Ann V. Klotz is the mother of three (2 daughters off in the world, 1 son at home) and the Head of a girls’ school in Shaker Heights, OH, where she follows the lives and learning of 640 children, ages 2 to 18. Her house is cluttered with books and alive with the shenanigans of 3 rescue dogs, 3 cats and one long-lived gold fish. She blogs semi regularly for the Huffington Post. You can read more of her writing at annvklotz.com or #annklotz.
Stacey Loscalzo is a reader and writer living outside of New York City with her husband and their two daughters. She writes for various local parenting publications and blogs at www.staceyloscalzo.com. Stacey loves to read anything at all from adult novels and memoirs to picture books. Find Stacey on Twitter @staceyloscalzo.
Lindsey Mead is a wife, mother, writer, and headhunter who lives outside of Boston with her husband, daughter, and son. Lindsey’s writing has been published and anthologized in a variety of print and on-line sources, and she blogs regularly at A Design So Vast. You can find Lindsey on Twitter at @lemead and on Instagram at lemead.
Cricket Mikheev is a head of lower school, a mother of four, a longtime student of Russian literature, and an avid knitter. Due to the hubbub of daily life, she is consistently delighted when she can find and finish a book she has begun reading. Cricket can be found on Twitter @
Ari Pinkus is a writer for the American Communities Project and a former writer and editor at the National Association of Independent Schools in Washington, DC, where she played a pivotal role in producing and editing the content of Independent School magazine. She launched and oversaw the magazine’s blog, Independent Ideas, which frequently covered cutting-edge topics like creativity, digital citizenship, mindfulness, sustainability, and diversity. She can be found on Twitter @ajp112.

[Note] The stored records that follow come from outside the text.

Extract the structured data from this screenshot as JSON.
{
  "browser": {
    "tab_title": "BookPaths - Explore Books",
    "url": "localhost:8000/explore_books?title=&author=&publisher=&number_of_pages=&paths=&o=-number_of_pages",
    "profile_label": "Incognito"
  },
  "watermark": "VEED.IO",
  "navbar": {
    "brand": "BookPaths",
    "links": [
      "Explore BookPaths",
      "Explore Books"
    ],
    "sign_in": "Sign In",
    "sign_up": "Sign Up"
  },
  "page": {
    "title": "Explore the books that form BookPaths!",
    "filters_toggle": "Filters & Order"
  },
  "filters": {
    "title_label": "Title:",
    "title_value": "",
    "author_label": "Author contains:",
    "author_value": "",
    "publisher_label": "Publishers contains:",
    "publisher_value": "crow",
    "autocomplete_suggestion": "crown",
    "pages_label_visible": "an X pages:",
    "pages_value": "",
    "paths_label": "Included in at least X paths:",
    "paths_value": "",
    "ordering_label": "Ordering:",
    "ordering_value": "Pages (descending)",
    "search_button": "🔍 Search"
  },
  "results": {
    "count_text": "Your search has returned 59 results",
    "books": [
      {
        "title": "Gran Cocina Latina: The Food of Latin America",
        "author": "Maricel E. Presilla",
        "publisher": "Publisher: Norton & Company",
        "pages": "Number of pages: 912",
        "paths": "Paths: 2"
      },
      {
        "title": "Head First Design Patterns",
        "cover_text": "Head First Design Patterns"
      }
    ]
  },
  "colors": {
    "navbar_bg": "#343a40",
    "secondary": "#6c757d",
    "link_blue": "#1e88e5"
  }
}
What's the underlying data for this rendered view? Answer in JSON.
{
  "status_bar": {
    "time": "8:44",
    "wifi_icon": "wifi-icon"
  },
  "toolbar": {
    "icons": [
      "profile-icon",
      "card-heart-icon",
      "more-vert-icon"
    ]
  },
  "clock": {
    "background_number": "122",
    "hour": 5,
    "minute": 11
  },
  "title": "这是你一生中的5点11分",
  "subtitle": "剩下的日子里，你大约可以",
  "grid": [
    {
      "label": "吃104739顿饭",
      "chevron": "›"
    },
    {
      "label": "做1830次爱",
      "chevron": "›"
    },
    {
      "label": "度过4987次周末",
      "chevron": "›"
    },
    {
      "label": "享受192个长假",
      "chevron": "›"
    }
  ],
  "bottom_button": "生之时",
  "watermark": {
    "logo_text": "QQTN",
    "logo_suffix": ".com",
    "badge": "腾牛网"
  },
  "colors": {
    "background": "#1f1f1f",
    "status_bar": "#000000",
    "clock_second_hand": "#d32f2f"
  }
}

Katrina Smith is a junior at UNC Chapel Hill, majoring in English and Philosophy, Politics & Economics, and minoring in Spanish. She works as a writing coach at UNC’s Writing Center and is the Sergeant-At-Arms for the Dialectic and Philanthropic Societies, one of world’s oldest debating and literary societies. Her lifelong love has been 19th century women authors, but she has been found more recently reading modern non-fiction, with an emphasis on social justice. You can find her on twitter @katrebsmi.
When people meet Vicky Waldthausen, they think she’s an extrovert—she adamantly disagrees. Fondly known as Ms. Zen, Vicky teaches English and creative writing at her former high school in Charlotte, NC. She is bilingual and has strong opinions about the varying translations of The Metamorphosis. Vicky likes to think she’s a mix of all the places she’s lived: New York, Berlin, Geneva, Brasov, Chapel Hill, and Charlotte. But y’all, she’s a southerner at heart.